----- DATA EXCERPTS

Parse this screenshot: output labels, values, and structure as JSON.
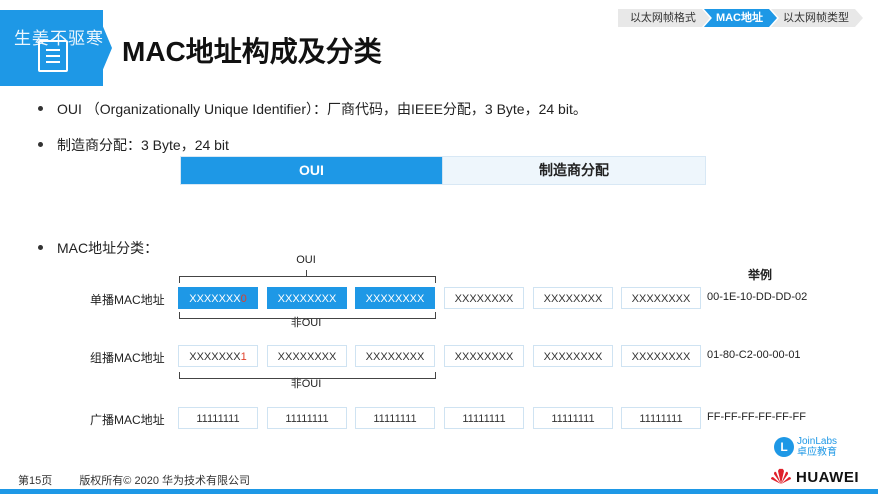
{
  "header": {
    "watermark": "生姜不驱寒",
    "title": "MAC地址构成及分类",
    "breadcrumbs": [
      "以太网帧格式",
      "MAC地址",
      "以太网帧类型"
    ],
    "active_crumb": 1
  },
  "bullets": {
    "oui": "OUI （Organizationally Unique Identifier）：厂商代码，由IEEE分配，3 Byte，24 bit。",
    "vendor": "制造商分配：3 Byte，24 bit",
    "classes": "MAC地址分类："
  },
  "oui_bar": {
    "left": "OUI",
    "right": "制造商分配"
  },
  "example_header": "举例",
  "brace_labels": {
    "unicast": "OUI",
    "multicast": "非OUI",
    "broadcast": "非OUI"
  },
  "rows": [
    {
      "label": "单播MAC地址",
      "cells": [
        "XXXXXXX",
        "XXXXXXXX",
        "XXXXXXXX",
        "XXXXXXXX",
        "XXXXXXXX",
        "XXXXXXXX"
      ],
      "special_bit": "0",
      "example": "00-1E-10-DD-DD-02"
    },
    {
      "label": "组播MAC地址",
      "cells": [
        "XXXXXXX",
        "XXXXXXXX",
        "XXXXXXXX",
        "XXXXXXXX",
        "XXXXXXXX",
        "XXXXXXXX"
      ],
      "special_bit": "1",
      "example": "01-80-C2-00-00-01"
    },
    {
      "label": "广播MAC地址",
      "cells": [
        "11111111",
        "11111111",
        "11111111",
        "11111111",
        "11111111",
        "11111111"
      ],
      "special_bit": "",
      "example": "FF-FF-FF-FF-FF-FF"
    }
  ],
  "footer": {
    "page": "第15页",
    "copyright": "版权所有© 2020 华为技术有限公司",
    "brand": "HUAWEI",
    "joinlabs_en": "JoinLabs",
    "joinlabs_cn": "卓应教育"
  },
  "colors": {
    "accent": "#1e98e6",
    "red_bit": "#e0402a"
  }
}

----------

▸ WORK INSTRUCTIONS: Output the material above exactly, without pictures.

▸ ANSWER SECTION:
Parse this screenshot: output labels, values, and structure as JSON.
{
  "header": {
    "watermark": "生姜不驱寒",
    "title": "MAC地址构成及分类",
    "breadcrumbs": [
      "以太网帧格式",
      "MAC地址",
      "以太网帧类型"
    ],
    "active_crumb": 1
  },
  "bullets": {
    "oui": "OUI （Organizationally Unique Identifier）：厂商代码，由IEEE分配，3 Byte，24 bit。",
    "vendor": "制造商分配：3 Byte，24 bit",
    "classes": "MAC地址分类："
  },
  "oui_bar": {
    "left": "OUI",
    "right": "制造商分配"
  },
  "example_header": "举例",
  "brace_labels": {
    "unicast": "OUI",
    "multicast": "非OUI",
    "broadcast": "非OUI"
  },
  "rows": [
    {
      "label": "单播MAC地址",
      "cells": [
        "XXXXXXX",
        "XXXXXXXX",
        "XXXXXXXX",
        "XXXXXXXX",
        "XXXXXXXX",
        "XXXXXXXX"
      ],
      "special_bit": "0",
      "example": "00-1E-10-DD-DD-02"
    },
    {
      "label": "组播MAC地址",
      "cells": [
        "XXXXXXX",
        "XXXXXXXX",
        "XXXXXXXX",
        "XXXXXXXX",
        "XXXXXXXX",
        "XXXXXXXX"
      ],
      "special_bit": "1",
      "example": "01-80-C2-00-00-01"
    },
    {
      "label": "广播MAC地址",
      "cells": [
        "11111111",
        "11111111",
        "11111111",
        "11111111",
        "11111111",
        "11111111"
      ],
      "special_bit": "",
      "example": "FF-FF-FF-FF-FF-FF"
    }
  ],
  "footer": {
    "page": "第15页",
    "copyright": "版权所有© 2020 华为技术有限公司",
    "brand": "HUAWEI",
    "joinlabs_en": "JoinLabs",
    "joinlabs_cn": "卓应教育"
  },
  "colors": {
    "accent": "#1e98e6",
    "red_bit": "#e0402a"
  }
}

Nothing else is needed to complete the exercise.